● Exercise instructions:
Your response should consist of the data that follows, repeated in full without alteration.

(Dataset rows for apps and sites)
──────────────────────────────

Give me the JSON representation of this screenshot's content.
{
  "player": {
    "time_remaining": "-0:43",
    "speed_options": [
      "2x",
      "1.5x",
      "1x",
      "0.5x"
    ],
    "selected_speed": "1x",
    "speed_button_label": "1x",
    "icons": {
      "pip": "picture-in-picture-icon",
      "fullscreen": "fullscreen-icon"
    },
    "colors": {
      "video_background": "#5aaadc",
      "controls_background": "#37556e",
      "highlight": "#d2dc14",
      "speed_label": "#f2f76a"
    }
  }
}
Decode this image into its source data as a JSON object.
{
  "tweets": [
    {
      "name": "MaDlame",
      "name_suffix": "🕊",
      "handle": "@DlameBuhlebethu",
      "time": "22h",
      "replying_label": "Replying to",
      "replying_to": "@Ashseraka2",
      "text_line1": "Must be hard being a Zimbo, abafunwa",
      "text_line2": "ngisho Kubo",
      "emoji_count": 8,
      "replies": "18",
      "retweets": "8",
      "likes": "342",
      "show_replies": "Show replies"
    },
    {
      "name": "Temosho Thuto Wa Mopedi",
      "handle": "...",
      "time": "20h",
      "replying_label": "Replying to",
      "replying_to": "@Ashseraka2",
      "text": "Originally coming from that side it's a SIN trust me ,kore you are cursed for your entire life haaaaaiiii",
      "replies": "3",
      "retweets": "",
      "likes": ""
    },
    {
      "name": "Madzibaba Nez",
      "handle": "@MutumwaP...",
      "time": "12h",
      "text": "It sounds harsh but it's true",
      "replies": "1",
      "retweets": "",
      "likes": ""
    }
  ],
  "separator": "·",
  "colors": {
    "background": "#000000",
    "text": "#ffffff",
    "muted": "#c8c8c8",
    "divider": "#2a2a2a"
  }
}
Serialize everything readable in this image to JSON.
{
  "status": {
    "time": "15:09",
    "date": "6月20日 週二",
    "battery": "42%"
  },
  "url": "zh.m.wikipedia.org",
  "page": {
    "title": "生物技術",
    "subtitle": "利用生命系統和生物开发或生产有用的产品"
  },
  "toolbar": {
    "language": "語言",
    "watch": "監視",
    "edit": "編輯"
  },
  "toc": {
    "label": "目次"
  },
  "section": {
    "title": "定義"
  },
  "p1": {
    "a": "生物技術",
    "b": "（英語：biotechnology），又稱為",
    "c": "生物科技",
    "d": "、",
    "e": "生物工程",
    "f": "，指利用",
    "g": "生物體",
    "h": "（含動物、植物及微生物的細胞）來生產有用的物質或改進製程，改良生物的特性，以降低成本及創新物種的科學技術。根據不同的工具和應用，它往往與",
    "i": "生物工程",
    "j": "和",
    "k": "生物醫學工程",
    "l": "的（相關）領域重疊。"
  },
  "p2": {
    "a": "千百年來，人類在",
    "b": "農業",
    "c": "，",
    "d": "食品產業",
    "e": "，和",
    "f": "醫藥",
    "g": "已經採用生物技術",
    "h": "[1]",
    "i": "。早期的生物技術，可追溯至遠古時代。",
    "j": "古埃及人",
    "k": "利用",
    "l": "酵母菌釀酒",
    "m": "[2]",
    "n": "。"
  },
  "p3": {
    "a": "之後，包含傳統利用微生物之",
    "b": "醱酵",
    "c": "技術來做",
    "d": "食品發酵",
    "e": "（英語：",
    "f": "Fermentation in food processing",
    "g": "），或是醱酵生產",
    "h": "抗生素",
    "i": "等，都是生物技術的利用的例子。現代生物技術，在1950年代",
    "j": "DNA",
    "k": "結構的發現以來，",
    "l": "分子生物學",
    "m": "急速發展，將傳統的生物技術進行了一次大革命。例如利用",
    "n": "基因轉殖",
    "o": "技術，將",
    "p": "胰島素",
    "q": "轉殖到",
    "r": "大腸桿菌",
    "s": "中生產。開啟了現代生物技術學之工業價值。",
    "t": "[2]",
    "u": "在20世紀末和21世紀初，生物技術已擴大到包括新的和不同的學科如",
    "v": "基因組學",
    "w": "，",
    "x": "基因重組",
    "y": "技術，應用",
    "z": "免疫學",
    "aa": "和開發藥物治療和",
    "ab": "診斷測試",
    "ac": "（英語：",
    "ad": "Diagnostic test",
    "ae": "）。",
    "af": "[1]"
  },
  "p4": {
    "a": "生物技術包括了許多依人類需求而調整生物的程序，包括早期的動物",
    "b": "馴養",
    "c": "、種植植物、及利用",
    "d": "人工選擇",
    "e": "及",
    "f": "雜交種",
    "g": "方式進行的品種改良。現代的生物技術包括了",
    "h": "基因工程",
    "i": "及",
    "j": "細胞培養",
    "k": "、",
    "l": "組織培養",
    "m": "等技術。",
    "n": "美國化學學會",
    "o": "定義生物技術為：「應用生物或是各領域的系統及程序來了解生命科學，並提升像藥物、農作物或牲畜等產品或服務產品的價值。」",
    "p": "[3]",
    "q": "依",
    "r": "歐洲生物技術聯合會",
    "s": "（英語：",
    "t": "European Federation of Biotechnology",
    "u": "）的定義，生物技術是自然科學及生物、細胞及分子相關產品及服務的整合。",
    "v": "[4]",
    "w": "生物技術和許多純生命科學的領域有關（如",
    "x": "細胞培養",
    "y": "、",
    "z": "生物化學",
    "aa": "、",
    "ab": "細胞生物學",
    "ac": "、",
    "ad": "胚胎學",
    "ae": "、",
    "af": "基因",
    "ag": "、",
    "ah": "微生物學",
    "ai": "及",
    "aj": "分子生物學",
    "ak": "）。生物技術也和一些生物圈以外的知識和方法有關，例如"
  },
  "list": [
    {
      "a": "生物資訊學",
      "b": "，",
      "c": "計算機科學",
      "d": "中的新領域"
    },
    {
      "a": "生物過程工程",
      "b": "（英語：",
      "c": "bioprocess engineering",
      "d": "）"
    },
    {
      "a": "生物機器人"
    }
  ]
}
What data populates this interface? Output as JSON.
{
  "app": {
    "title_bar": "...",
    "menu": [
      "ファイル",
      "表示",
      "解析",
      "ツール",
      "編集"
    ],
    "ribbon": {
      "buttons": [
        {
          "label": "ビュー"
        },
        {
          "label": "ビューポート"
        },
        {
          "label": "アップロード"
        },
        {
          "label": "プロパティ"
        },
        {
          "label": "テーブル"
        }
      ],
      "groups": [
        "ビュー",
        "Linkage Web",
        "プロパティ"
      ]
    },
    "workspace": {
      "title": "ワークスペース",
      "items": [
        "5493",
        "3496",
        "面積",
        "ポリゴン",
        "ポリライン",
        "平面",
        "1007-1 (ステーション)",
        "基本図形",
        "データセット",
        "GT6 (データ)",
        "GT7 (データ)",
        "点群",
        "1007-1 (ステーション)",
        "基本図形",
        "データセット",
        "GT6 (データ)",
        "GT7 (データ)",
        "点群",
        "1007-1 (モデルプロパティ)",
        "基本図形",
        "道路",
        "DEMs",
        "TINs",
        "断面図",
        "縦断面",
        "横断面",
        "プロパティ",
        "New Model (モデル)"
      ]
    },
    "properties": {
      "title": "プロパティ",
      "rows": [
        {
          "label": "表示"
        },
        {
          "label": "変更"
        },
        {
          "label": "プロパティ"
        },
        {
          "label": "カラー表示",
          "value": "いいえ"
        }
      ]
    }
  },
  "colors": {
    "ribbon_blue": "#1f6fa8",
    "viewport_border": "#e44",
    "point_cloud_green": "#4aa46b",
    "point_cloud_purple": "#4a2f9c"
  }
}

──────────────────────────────

● Task result:
Give me the JSON representation of this screenshot's content.
{
  "player": {
    "time_remaining": "-0:43",
    "speed_options": [
      "2x",
      "1.5x",
      "1x",
      "0.5x"
    ],
    "selected_speed": "1x",
    "speed_button_label": "1x",
    "icons": {
      "pip": "picture-in-picture-icon",
      "fullscreen": "fullscreen-icon"
    },
    "colors": {
      "video_background": "#5aaadc",
      "controls_background": "#37556e",
      "highlight": "#d2dc14",
      "speed_label": "#f2f76a"
    }
  }
}
Decode this image into its source data as a JSON object.
{
  "tweets": [
    {
      "name": "MaDlame",
      "name_suffix": "🕊",
      "handle": "@DlameBuhlebethu",
      "time": "22h",
      "replying_label": "Replying to",
      "replying_to": "@Ashseraka2",
      "text_line1": "Must be hard being a Zimbo, abafunwa",
      "text_line2": "ngisho Kubo",
      "emoji_count": 8,
      "replies": "18",
      "retweets": "8",
      "likes": "342",
      "show_replies": "Show replies"
    },
    {
      "name": "Temosho Thuto Wa Mopedi",
      "handle": "...",
      "time": "20h",
      "replying_label": "Replying to",
      "replying_to": "@Ashseraka2",
      "text": "Originally coming from that side it's a SIN trust me ,kore you are cursed for your entire life haaaaaiiii",
      "replies": "3",
      "retweets": "",
      "likes": ""
    },
    {
      "name": "Madzibaba Nez",
      "handle": "@MutumwaP...",
      "time": "12h",
      "text": "It sounds harsh but it's true",
      "replies": "1",
      "retweets": "",
      "likes": ""
    }
  ],
  "separator": "·",
  "colors": {
    "background": "#000000",
    "text": "#ffffff",
    "muted": "#c8c8c8",
    "divider": "#2a2a2a"
  }
}
Serialize everything readable in this image to JSON.
{
  "status": {
    "time": "15:09",
    "date": "6月20日 週二",
    "battery": "42%"
  },
  "url": "zh.m.wikipedia.org",
  "page": {
    "title": "生物技術",
    "subtitle": "利用生命系統和生物开发或生产有用的产品"
  },
  "toolbar": {
    "language": "語言",
    "watch": "監視",
    "edit": "編輯"
  },
  "toc": {
    "label": "目次"
  },
  "section": {
    "title": "定義"
  },
  "p1": {
    "a": "生物技術",
    "b": "（英語：biotechnology），又稱為",
    "c": "生物科技",
    "d": "、",
    "e": "生物工程",
    "f": "，指利用",
    "g": "生物體",
    "h": "（含動物、植物及微生物的細胞）來生產有用的物質或改進製程，改良生物的特性，以降低成本及創新物種的科學技術。根據不同的工具和應用，它往往與",
    "i": "生物工程",
    "j": "和",
    "k": "生物醫學工程",
    "l": "的（相關）領域重疊。"
  },
  "p2": {
    "a": "千百年來，人類在",
    "b": "農業",
    "c": "，",
    "d": "食品產業",
    "e": "，和",
    "f": "醫藥",
    "g": "已經採用生物技術",
    "h": "[1]",
    "i": "。早期的生物技術，可追溯至遠古時代。",
    "j": "古埃及人",
    "k": "利用",
    "l": "酵母菌釀酒",
    "m": "[2]",
    "n": "。"
  },
  "p3": {
    "a": "之後，包含傳統利用微生物之",
    "b": "醱酵",
    "c": "技術來做",
    "d": "食品發酵",
    "e": "（英語：",
    "f": "Fermentation in food processing",
    "g": "），或是醱酵生產",
    "h": "抗生素",
    "i": "等，都是生物技術的利用的例子。現代生物技術，在1950年代",
    "j": "DNA",
    "k": "結構的發現以來，",
    "l": "分子生物學",
    "m": "急速發展，將傳統的生物技術進行了一次大革命。例如利用",
    "n": "基因轉殖",
    "o": "技術，將",
    "p": "胰島素",
    "q": "轉殖到",
    "r": "大腸桿菌",
    "s": "中生產。開啟了現代生物技術學之工業價值。",
    "t": "[2]",
    "u": "在20世紀末和21世紀初，生物技術已擴大到包括新的和不同的學科如",
    "v": "基因組學",
    "w": "，",
    "x": "基因重組",
    "y": "技術，應用",
    "z": "免疫學",
    "aa": "和開發藥物治療和",
    "ab": "診斷測試",
    "ac": "（英語：",
    "ad": "Diagnostic test",
    "ae": "）。",
    "af": "[1]"
  },
  "p4": {
    "a": "生物技術包括了許多依人類需求而調整生物的程序，包括早期的動物",
    "b": "馴養",
    "c": "、種植植物、及利用",
    "d": "人工選擇",
    "e": "及",
    "f": "雜交種",
    "g": "方式進行的品種改良。現代的生物技術包括了",
    "h": "基因工程",
    "i": "及",
    "j": "細胞培養",
    "k": "、",
    "l": "組織培養",
    "m": "等技術。",
    "n": "美國化學學會",
    "o": "定義生物技術為：「應用生物或是各領域的系統及程序來了解生命科學，並提升像藥物、農作物或牲畜等產品或服務產品的價值。」",
    "p": "[3]",
    "q": "依",
    "r": "歐洲生物技術聯合會",
    "s": "（英語：",
    "t": "European Federation of Biotechnology",
    "u": "）的定義，生物技術是自然科學及生物、細胞及分子相關產品及服務的整合。",
    "v": "[4]",
    "w": "生物技術和許多純生命科學的領域有關（如",
    "x": "細胞培養",
    "y": "、",
    "z": "生物化學",
    "aa": "、",
    "ab": "細胞生物學",
    "ac": "、",
    "ad": "胚胎學",
    "ae": "、",
    "af": "基因",
    "ag": "、",
    "ah": "微生物學",
    "ai": "及",
    "aj": "分子生物學",
    "ak": "）。生物技術也和一些生物圈以外的知識和方法有關，例如"
  },
  "list": [
    {
      "a": "生物資訊學",
      "b": "，",
      "c": "計算機科學",
      "d": "中的新領域"
    },
    {
      "a": "生物過程工程",
      "b": "（英語：",
      "c": "bioprocess engineering",
      "d": "）"
    },
    {
      "a": "生物機器人"
    }
  ]
}
What data populates this interface? Output as JSON.
{
  "app": {
    "title_bar": "...",
    "menu": [
      "ファイル",
      "表示",
      "解析",
      "ツール",
      "編集"
    ],
    "ribbon": {
      "buttons": [
        {
          "label": "ビュー"
        },
        {
          "label": "ビューポート"
        },
        {
          "label": "アップロード"
        },
        {
          "label": "プロパティ"
        },
        {
          "label": "テーブル"
        }
      ],
      "groups": [
        "ビュー",
        "Linkage Web",
        "プロパティ"
      ]
    },
    "workspace": {
      "title": "ワークスペース",
      "items": [
        "5493",
        "3496",
        "面積",
        "ポリゴン",
        "ポリライン",
        "平面",
        "1007-1 (ステーション)",
        "基本図形",
        "データセット",
        "GT6 (データ)",
        "GT7 (データ)",
        "点群",
        "1007-1 (ステーション)",
        "基本図形",
        "データセット",
        "GT6 (データ)",
        "GT7 (データ)",
        "点群",
        "1007-1 (モデルプロパティ)",
        "基本図形",
        "道路",
        "DEMs",
        "TINs",
        "断面図",
        "縦断面",
        "横断面",
        "プロパティ",
        "New Model (モデル)"
      ]
    },
    "properties": {
      "title": "プロパティ",
      "rows": [
        {
          "label": "表示"
        },
        {
          "label": "変更"
        },
        {
          "label": "プロパティ"
        },
        {
          "label": "カラー表示",
          "value": "いいえ"
        }
      ]
    }
  },
  "colors": {
    "ribbon_blue": "#1f6fa8",
    "viewport_border": "#e44",
    "point_cloud_green": "#4aa46b",
    "point_cloud_purple": "#4a2f9c"
  }
}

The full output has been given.